There are no firm rules about extracurriculars for judges, only broad guidelines. That leaves disciplinary bodies, which are run by judges, on shifting ground, as norms around judicial conduct evolve.
Guidelines for Provincial Court judges in Ontario suggest they do not undertake partisan political activity. Judges are, however, “encouraged to be involved in community activities,” in the guidelines.
Lawyer Brian Gover said the issue is always whether a judge can still be seen to be an impartial and unbiased adjudicator.
“I think there’s an understanding that we’re better off if judges have some degree of engagement in the community,” he said in an interview.

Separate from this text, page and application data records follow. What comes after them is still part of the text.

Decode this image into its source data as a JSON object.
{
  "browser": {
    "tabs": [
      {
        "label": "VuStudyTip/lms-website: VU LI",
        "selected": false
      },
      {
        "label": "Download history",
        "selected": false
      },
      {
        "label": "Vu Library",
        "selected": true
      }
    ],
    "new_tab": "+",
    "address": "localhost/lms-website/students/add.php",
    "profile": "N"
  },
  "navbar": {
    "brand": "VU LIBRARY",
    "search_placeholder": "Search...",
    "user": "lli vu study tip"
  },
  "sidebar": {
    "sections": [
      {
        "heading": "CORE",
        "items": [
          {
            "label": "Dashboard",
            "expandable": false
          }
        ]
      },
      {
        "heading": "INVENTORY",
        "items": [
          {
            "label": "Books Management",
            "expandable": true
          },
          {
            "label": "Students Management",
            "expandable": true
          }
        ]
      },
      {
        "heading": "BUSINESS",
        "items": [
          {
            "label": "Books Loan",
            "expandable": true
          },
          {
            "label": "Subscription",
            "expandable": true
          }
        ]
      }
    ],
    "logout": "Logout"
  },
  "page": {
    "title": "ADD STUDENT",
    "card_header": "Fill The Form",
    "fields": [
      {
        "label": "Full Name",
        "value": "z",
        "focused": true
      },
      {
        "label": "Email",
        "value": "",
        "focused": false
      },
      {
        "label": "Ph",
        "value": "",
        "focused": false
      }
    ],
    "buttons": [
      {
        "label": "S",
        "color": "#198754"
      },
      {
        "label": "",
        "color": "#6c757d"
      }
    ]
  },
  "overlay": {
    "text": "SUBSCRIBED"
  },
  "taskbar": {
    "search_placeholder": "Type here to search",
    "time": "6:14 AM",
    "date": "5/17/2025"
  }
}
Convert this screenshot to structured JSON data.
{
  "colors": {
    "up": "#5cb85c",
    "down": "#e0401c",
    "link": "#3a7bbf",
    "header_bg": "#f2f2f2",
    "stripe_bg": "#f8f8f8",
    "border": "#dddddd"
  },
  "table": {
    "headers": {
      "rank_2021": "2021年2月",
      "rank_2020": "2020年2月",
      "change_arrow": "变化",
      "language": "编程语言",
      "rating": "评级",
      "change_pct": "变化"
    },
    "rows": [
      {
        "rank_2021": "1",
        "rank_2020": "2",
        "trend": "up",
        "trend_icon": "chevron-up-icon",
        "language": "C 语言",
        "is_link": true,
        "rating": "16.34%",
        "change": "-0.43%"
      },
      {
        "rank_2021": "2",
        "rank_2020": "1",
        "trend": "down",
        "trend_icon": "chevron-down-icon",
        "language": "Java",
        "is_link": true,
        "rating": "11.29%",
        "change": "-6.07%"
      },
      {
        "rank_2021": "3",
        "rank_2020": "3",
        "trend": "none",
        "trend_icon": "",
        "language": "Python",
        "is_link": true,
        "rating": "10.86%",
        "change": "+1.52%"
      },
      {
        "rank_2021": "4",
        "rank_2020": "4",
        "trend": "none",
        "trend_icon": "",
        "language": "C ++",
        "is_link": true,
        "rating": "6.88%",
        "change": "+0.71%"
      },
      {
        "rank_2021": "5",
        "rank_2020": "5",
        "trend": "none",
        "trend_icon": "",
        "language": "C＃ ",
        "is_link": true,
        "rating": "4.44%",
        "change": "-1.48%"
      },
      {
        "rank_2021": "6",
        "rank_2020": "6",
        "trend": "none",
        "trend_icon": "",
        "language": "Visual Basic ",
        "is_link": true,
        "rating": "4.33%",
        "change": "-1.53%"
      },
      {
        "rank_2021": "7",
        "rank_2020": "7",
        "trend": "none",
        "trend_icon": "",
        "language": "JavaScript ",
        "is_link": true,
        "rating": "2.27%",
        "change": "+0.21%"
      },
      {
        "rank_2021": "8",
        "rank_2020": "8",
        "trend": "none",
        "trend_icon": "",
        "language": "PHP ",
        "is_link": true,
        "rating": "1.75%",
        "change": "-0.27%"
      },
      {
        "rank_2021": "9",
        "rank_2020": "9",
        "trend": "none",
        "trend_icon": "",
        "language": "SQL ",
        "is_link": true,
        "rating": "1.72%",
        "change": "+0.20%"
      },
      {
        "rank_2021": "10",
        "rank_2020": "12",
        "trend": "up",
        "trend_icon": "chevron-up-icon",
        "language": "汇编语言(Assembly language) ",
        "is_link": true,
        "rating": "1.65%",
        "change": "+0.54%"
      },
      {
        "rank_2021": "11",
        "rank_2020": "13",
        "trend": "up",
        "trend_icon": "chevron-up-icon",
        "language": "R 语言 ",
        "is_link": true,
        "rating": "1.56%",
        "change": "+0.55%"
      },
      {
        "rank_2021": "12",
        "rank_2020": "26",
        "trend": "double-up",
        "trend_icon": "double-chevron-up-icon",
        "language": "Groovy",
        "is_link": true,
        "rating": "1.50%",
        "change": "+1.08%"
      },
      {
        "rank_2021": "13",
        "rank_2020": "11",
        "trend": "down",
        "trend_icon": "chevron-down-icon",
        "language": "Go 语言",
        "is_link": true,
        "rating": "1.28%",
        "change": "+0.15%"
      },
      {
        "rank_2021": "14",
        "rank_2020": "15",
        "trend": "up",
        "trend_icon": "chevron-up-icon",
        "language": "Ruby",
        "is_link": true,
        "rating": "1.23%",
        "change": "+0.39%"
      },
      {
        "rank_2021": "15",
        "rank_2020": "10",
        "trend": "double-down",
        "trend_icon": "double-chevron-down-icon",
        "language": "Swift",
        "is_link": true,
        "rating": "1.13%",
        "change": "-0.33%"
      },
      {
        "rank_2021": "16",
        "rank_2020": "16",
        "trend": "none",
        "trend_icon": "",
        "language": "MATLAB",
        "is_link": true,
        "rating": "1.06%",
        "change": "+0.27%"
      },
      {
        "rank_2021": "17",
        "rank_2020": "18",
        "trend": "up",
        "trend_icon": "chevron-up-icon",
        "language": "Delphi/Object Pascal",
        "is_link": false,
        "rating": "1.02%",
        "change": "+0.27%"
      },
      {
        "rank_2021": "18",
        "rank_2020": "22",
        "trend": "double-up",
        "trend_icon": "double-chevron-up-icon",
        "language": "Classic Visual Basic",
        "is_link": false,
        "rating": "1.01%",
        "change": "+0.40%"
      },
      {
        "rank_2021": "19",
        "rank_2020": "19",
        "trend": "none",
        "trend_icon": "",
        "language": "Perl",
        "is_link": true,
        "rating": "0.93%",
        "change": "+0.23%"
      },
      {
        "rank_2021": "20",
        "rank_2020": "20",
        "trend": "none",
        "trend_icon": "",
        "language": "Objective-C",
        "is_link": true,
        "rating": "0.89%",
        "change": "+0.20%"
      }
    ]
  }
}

But “engaging in advocacy as a judge is generally problematic.”
Justice McLeod is not the only judge to find himself in trouble for attempting to serve the community. At the federal level, Ontario Superior Court Justice Patrick Smith was publicly rebuked in 2018 for taking an unpaid, temporary position as dean of law at a struggling Northern Ontario school – even though he had his chief justice’s permission. (The Federal Court later fully exonerated the judge.)
Presenting the case against Justice McLeod is Guy Pratte, a lawyer with deep roots in the Canadian establishment – his father was a judge on the Supreme Court of Canada, and his brother was a member of the Canadian Senate. In exceedingly polite, yet highly barbed exchanges, he has taken Justice McLeod through the e-mails published by Mr. Cole and other documents.
The panel, which is headed by Justice Janet Simmons of the Ontario Court of Appeal, could reprimand Justice McLeod if it finds against him, suspend him with or without pay, or even recommend his dismissal.
Appointed to the bench in 2013, and currently suspended with pay from his $290,000-plus job, the father of one son has already paid a steep price for the charges against him.
“Every minute of every day for three years I have had to endure,” he told the hearing.
He acknowledged having regrets. If he were now to mentor his younger self, he would advise him: “Just let someone else do it.”
The hearing is scheduled to end in mid-March with final submissions from Mr. Pratte and Justice McLeod’s lawyers.
Our Morning Update and Evening Update newsletters are written by Globe editors, giving you a concise summary of the day’s most important headlines. Sign up today.